Every year, our school holds a Career Day, when people in our small-town community come and talk to our students about their careers. The trouble is, every year the careers represented are the same four or five careers that show up, like in a Richard Scarry book: teacher, banker, supermarket cashier. It’s no wonder that our kids grow up wanting to be movie stars and professional athletes, if these are the only other potential careers they see in person.
How can you teach your students about becoming a web developer if they’ve never met one? How can you teach your students about STEM careers in petroleum engineering — recently ranked on NPR as the college major that leads to the highest income — when there are no petroleum engineers within a 300-mile radius and, to be honest, you’re not quite sure what a petroleum engineer does?
Well, you’re a teacher. You have to think creatively.
Start by identifying interests, not careers
The first step when you’re talking to kids about career prep — whether they’re kindergarteners or high school seniors — is to talk in terms of interests, not jobs. Of course the kid who loves music is going to want to be a professional singer, if that’s the only career she thinks uses music. Of course the high school student who loves animals is going to want to be a veterinarian, despite the fact that the veterinary bubble has long burst and there are more vets than there are sick animals.
So your job is to get your students to think about interests instead. Do you like working on your own, or in groups? On many different tasks, or one focused task? Do you like playing with numbers, or with words? Tell your students that each job provides a different working atmosphere — fast-paced vs. slow, lots of conversation vs. quiet focus, outdoors vs. indoors — and the best type of career is the one that takes place in a working atmosphere that suits you. If you focus your initial career prep discussions on identifying interests and working styles, you begin to set your students on a path to career happiness without tying it to any one specific career.
Ask students to figure out how many jobs go into everyday items
If the only jobs in your area are teacher, banker and retail associate, you have to help your students discover the other jobs out there. Ask them to identify something they like — from Facebook to a bicycle to the latest Iron Man movie — and figure out exactly how many jobs went into creating that thing. Don’t let them stop with the obvious jobs. Go deeper. Does Facebook have lawyers? Does a movie studio have on-site daycare? Do bicycle stores hire web designers? That will help your students understand just how many different kinds of jobs are out there.
Encourage your students to consider many kinds of career paths
Every student has the opportunity to grow up and have a good career.

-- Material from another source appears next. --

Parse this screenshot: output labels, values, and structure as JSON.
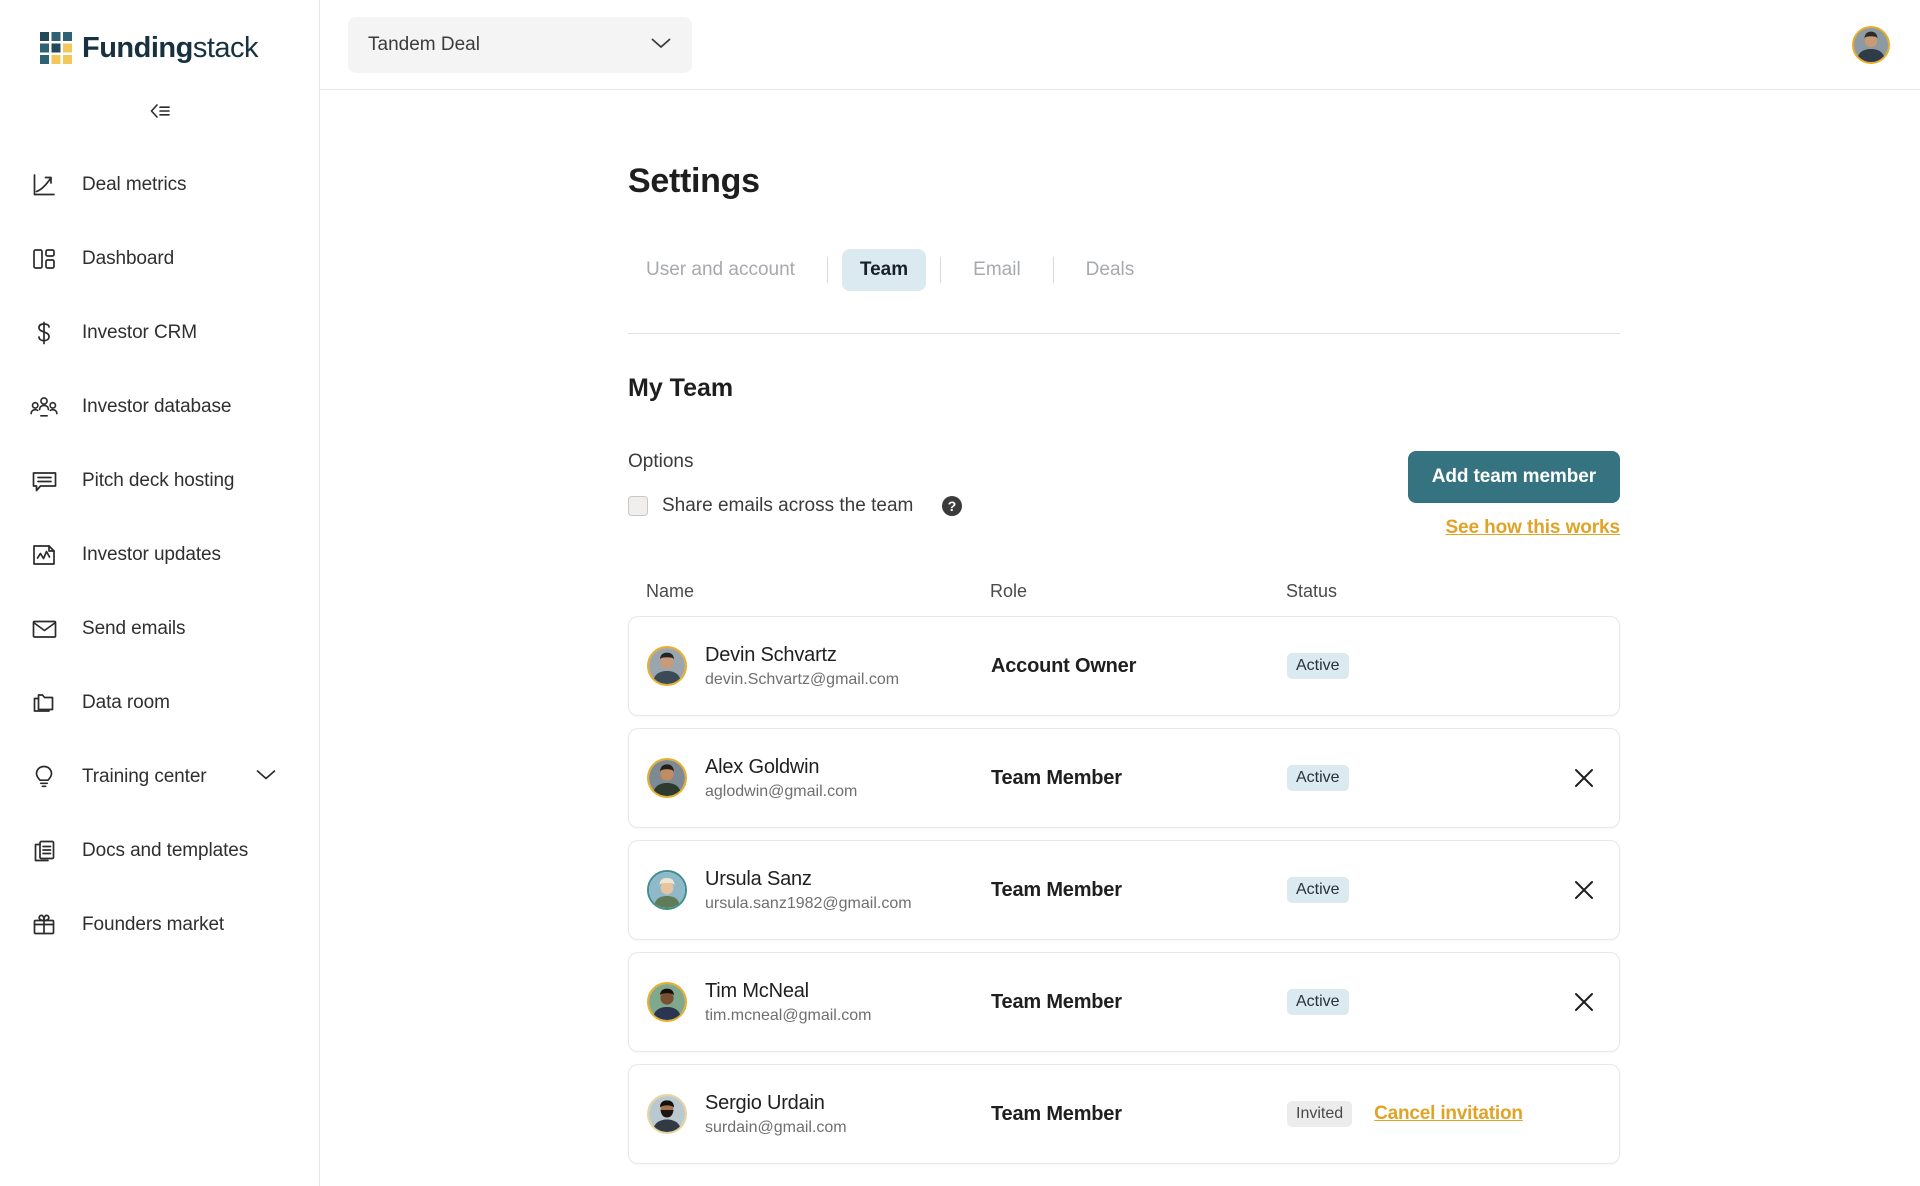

Your job is to help them see that opportunity. Not every student is college-bound, but that doesn’t mean the students who aren’t are destined to a life of low-wage jobs.
It’s your job to prod the young woman in your math class, the one who turns in well-organized problem sheets but doesn’t hit all the answers, and talk to her about becoming an office manager or executive assistant. It’s your job to identify the student who can’t go to college due to family responsibilities, and suggest an associates degree as a paralegal through an online college like Bryant & Stratton online.
It’s your job to tell the would-be vet that there are plenty of careers that directly affect animals, from park ranger to marine engineering (another college major that results in a high-paying, in-demand job).
It’s also your job to tell your students to relax — to understand that there are many paths to a good career and, in fact, many of the best careers don’t even exist right now. (Explain, for example, that there was a time before “social media analyst” and “3D graphic designer” were careers.) As long as they stay true to their interests — that the cheerful, talkative student doesn’t end up in a windowless data entry job, or the hyperfocused student doesn’t get a job that requires continuous mutlitasking — they’ll be fine.
How do you help students prepare for careers? How do you help them understand that there are hundreds of careers out there that they may never have heard of? Do you ever directly steer a student towards a specific career path? Let us know in the comments.
Sara Stringer is a former medical and surgical assistant who now does freelance business consulting. She enjoys blogging and helping others. In her spare time (translation: the time spent doing what’s most important), she enjoys soaking up the sunshine with her husband and two kids.
Jacqui Murray has been teaching K-18 technology for 30 years. She is the editor/author of over a hundred tech ed resources including a K-12 technology curriculum, K-8 keyboard curriculum, K-8 Digital Citizenship curriculum. She is an adjunct professor in tech ed, Master Teacher, webmaster for four blogs, an Amazon Vine Voice, CSTA presentation reviewer, freelance journalist on tech ed topics, contributor to NEA Today, and author of the tech thrillers, To Hunt a Sub and Twenty-four Days. You can find her resources at Structured Learning.